Jan. 4, 2012 —
Students from the Kandahar area talk with OH-58 Kiowa pilot Chief Warrant Officer 4 Anne Wiley during the Kandahar Air Wing’s third annual open house Jan. 1. The KAW, which is an element of the Afghan air force, provides both fixed and rotary wing aviation support to Afghan forces throughout southern Afghanistan. (DoD Photo by Photo by Sgt. 1st Class Stephanie Carl)
KANDAHAR AIRFIELD, Afghanistan (January 1, 2012) — About 350 school children and elders from Kandahar province visited the Afghan air force Kandahar Air Wing Jan. 1 during its third annual open house, where they had the opportunity to become familiar with the aircraft they often see or hear overhead.
Soldiers from the 159th Combat Aviation Brigade, which provides mentorship to the Wing’s helicopter and ground maintenance crews, gave the guests tours of an AH-64 Apache, an OH-58 Kiowa, a CH-47 Chinook and a UH-60 Black Hawk.
The Kandahar Air Wing also had aircraft on display, including the MI-17 and the new MI-15 helicopter, as well as airplanes.
Before the students visited the aircraft, key leaders from the Afghan air force welcomed all of the guests to the event.
“I would like to thank all of Kandahar province and its leaders for supporting the Kandahar Air Wing,” said Maj. Gen. Abdul Wahab Wardak, the commander of the Afghan air force, during the ceremony. “We have faced a lot of problems, and still we face many challenges in training and with maintaining these aircraft.”
Wahab also emphasized the role the Afghan youth play in the country’s future.
“It’s important that our younger generations are able to defend Afghanistan. It’s your nation, and you must support them, defend them.”
To facilitate this, Wahab mentioned plans to open a recruiting center for the Afghan air force in Kandahar, among other locations. Currently, all recruiting for the organization is done in Kabul, the country’s capital. He also stressed the importance of education as a qualifying factor in becoming a member of the air force, a message that wasn’t lost on the students.

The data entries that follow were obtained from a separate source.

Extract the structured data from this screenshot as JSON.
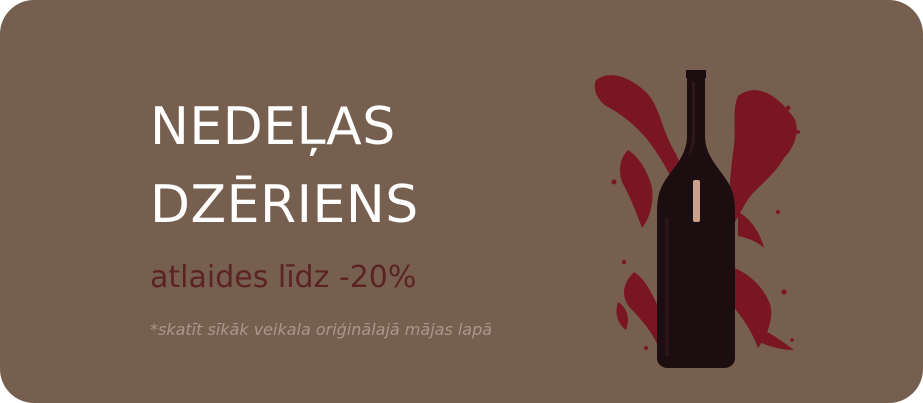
{
  "banner": {
    "headline_line1": "NEDEĻAS",
    "headline_line2": "DZĒRIENS",
    "discount_text": "atlaides līdz -20%",
    "footnote": "*skatīt sīkāk veikala oriģinālajā mājas lapā"
  },
  "colors": {
    "background": "#765f4f",
    "headline": "#ffffff",
    "discount": "#5c2323",
    "footnote": "#a8978c",
    "wine": "#7a1522",
    "bottle": "#1c0e10"
  },
  "image": {
    "subject": "wine-bottle-with-splash"
  }
}
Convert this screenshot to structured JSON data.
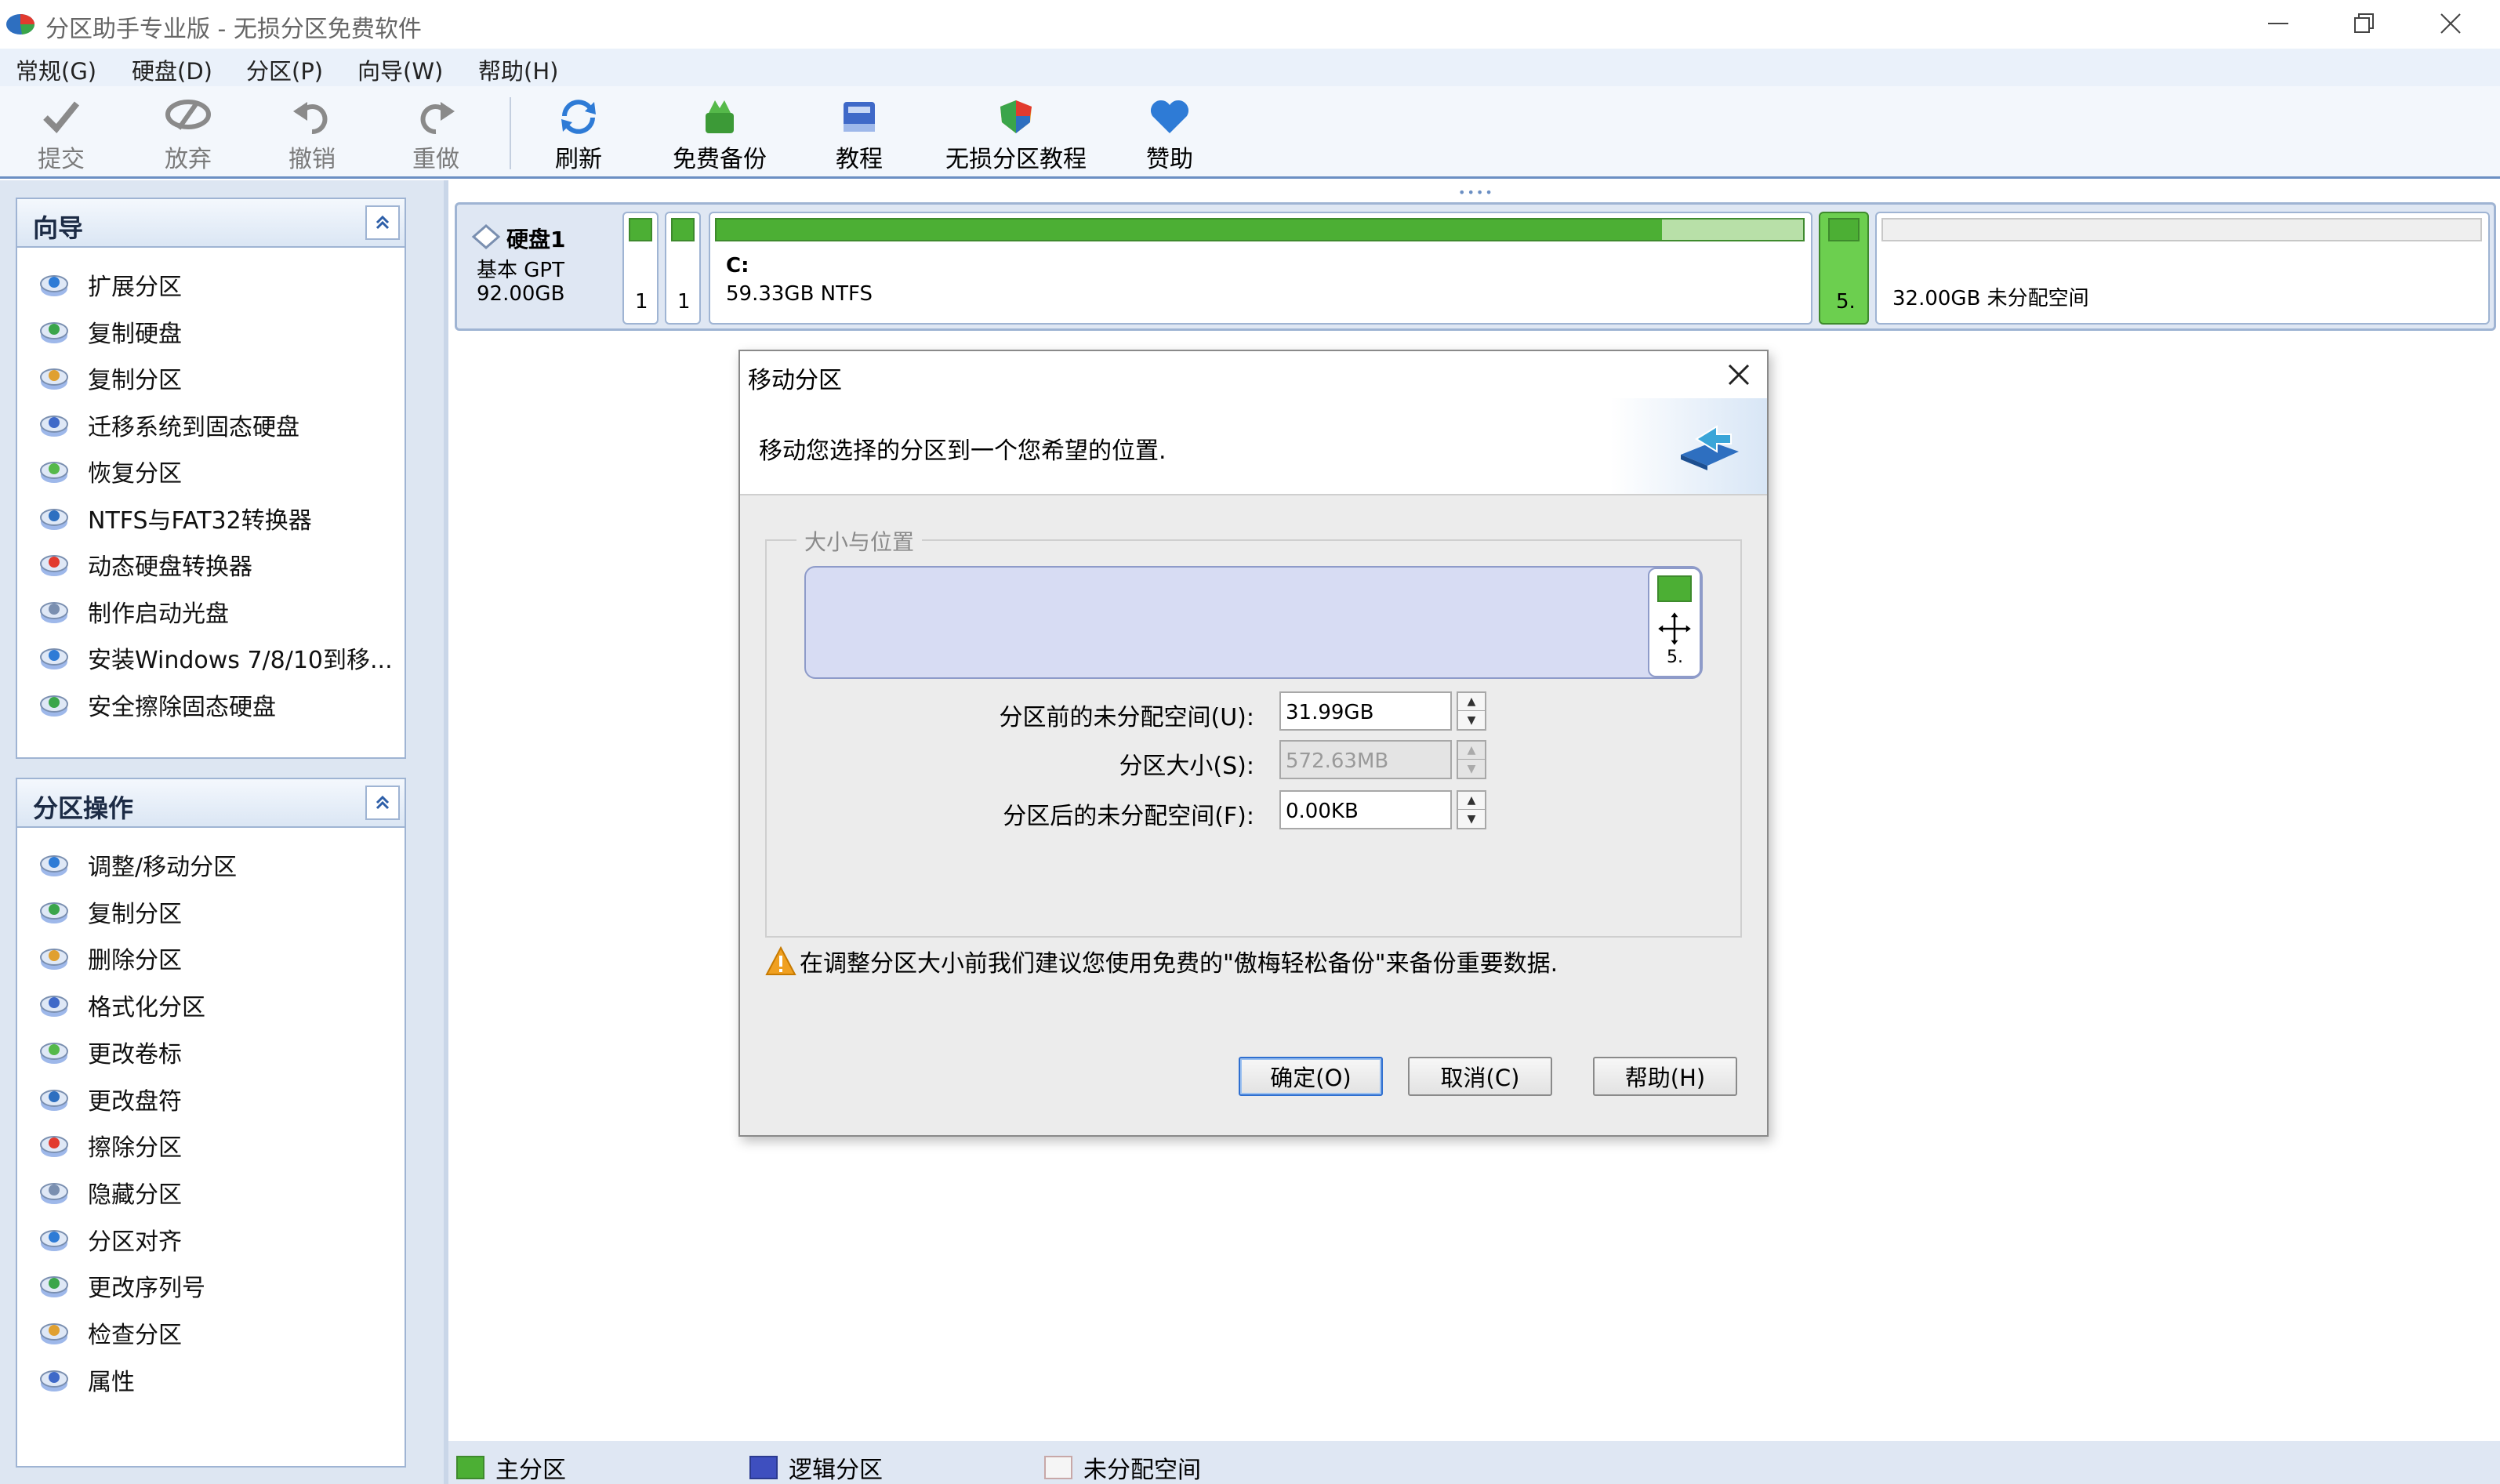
{
  "window": {
    "title": "分区助手专业版 - 无损分区免费软件"
  },
  "menu": {
    "items": [
      "常规(G)",
      "硬盘(D)",
      "分区(P)",
      "向导(W)",
      "帮助(H)"
    ]
  },
  "toolbar": {
    "commit": "提交",
    "discard": "放弃",
    "undo": "撤销",
    "redo": "重做",
    "refresh": "刷新",
    "backup": "免费备份",
    "tutorial": "教程",
    "lossless_tutorial": "无损分区教程",
    "donate": "赞助"
  },
  "wizard_panel": {
    "title": "向导",
    "items": [
      {
        "label": "扩展分区",
        "icon": "extend-partition-icon"
      },
      {
        "label": "复制硬盘",
        "icon": "copy-disk-icon"
      },
      {
        "label": "复制分区",
        "icon": "copy-partition-icon"
      },
      {
        "label": "迁移系统到固态硬盘",
        "icon": "migrate-ssd-icon"
      },
      {
        "label": "恢复分区",
        "icon": "recover-partition-icon"
      },
      {
        "label": "NTFS与FAT32转换器",
        "icon": "ntfs-fat32-icon"
      },
      {
        "label": "动态硬盘转换器",
        "icon": "dynamic-disk-icon"
      },
      {
        "label": "制作启动光盘",
        "icon": "bootable-cd-icon"
      },
      {
        "label": "安装Windows 7/8/10到移...",
        "icon": "windows-to-go-icon"
      },
      {
        "label": "安全擦除固态硬盘",
        "icon": "secure-erase-icon"
      }
    ]
  },
  "partition_panel": {
    "title": "分区操作",
    "items": [
      {
        "label": "调整/移动分区",
        "icon": "resize-move-icon"
      },
      {
        "label": "复制分区",
        "icon": "copy-partition-icon"
      },
      {
        "label": "删除分区",
        "icon": "delete-partition-icon"
      },
      {
        "label": "格式化分区",
        "icon": "format-partition-icon"
      },
      {
        "label": "更改卷标",
        "icon": "change-label-icon"
      },
      {
        "label": "更改盘符",
        "icon": "change-letter-icon"
      },
      {
        "label": "擦除分区",
        "icon": "wipe-partition-icon"
      },
      {
        "label": "隐藏分区",
        "icon": "hide-partition-icon"
      },
      {
        "label": "分区对齐",
        "icon": "align-partition-icon"
      },
      {
        "label": "更改序列号",
        "icon": "change-serial-icon"
      },
      {
        "label": "检查分区",
        "icon": "check-partition-icon"
      },
      {
        "label": "属性",
        "icon": "properties-icon"
      }
    ]
  },
  "disk": {
    "name": "硬盘1",
    "type": "基本 GPT",
    "size": "92.00GB",
    "partitions": [
      {
        "label": "1"
      },
      {
        "label": "1"
      },
      {
        "letter": "C:",
        "info": "59.33GB NTFS",
        "used_fraction": 0.87
      },
      {
        "label": "5."
      },
      {
        "info": "32.00GB 未分配空间"
      }
    ]
  },
  "legend": {
    "primary": "主分区",
    "logical": "逻辑分区",
    "unallocated": "未分配空间"
  },
  "dialog": {
    "title": "移动分区",
    "description": "移动您选择的分区到一个您希望的位置.",
    "group_title": "大小与位置",
    "map_label": "5.",
    "before_label": "分区前的未分配空间(U):",
    "before_value": "31.99GB",
    "size_label": "分区大小(S):",
    "size_value": "572.63MB",
    "after_label": "分区后的未分配空间(F):",
    "after_value": "0.00KB",
    "warning": "在调整分区大小前我们建议您使用免费的\"傲梅轻松备份\"来备份重要数据.",
    "ok": "确定(O)",
    "cancel": "取消(C)",
    "help": "帮助(H)"
  },
  "colors": {
    "primary_partition": "#4caf34",
    "logical_partition": "#3e4fbf",
    "accent_blue": "#6b8fc3"
  }
}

“I’m going to fly airplanes!” exclaimed a 17-year-old Afghan boy as he explored the cockpit of one of the airplanes. Before he can do that though, he has to finish school. The boy is currently in the 11th grade, but cannot join the Air Force until he completes 12th grade.
The visitors to the Air Wing included several classes of female students from girls’ schools in the Kandahar area, many who were excited by the idea of flying the helicopters. A group of the girls visited briefly with Chief Warrant Officer 4 Anne Wiley, who pilots the OH-58 Kiowa. Wiley talked to the girls about her experiences as an aviator, and said she was very happy to have such a captive audience.
“It’s so great to see so many girls here for this event,” Wiley said.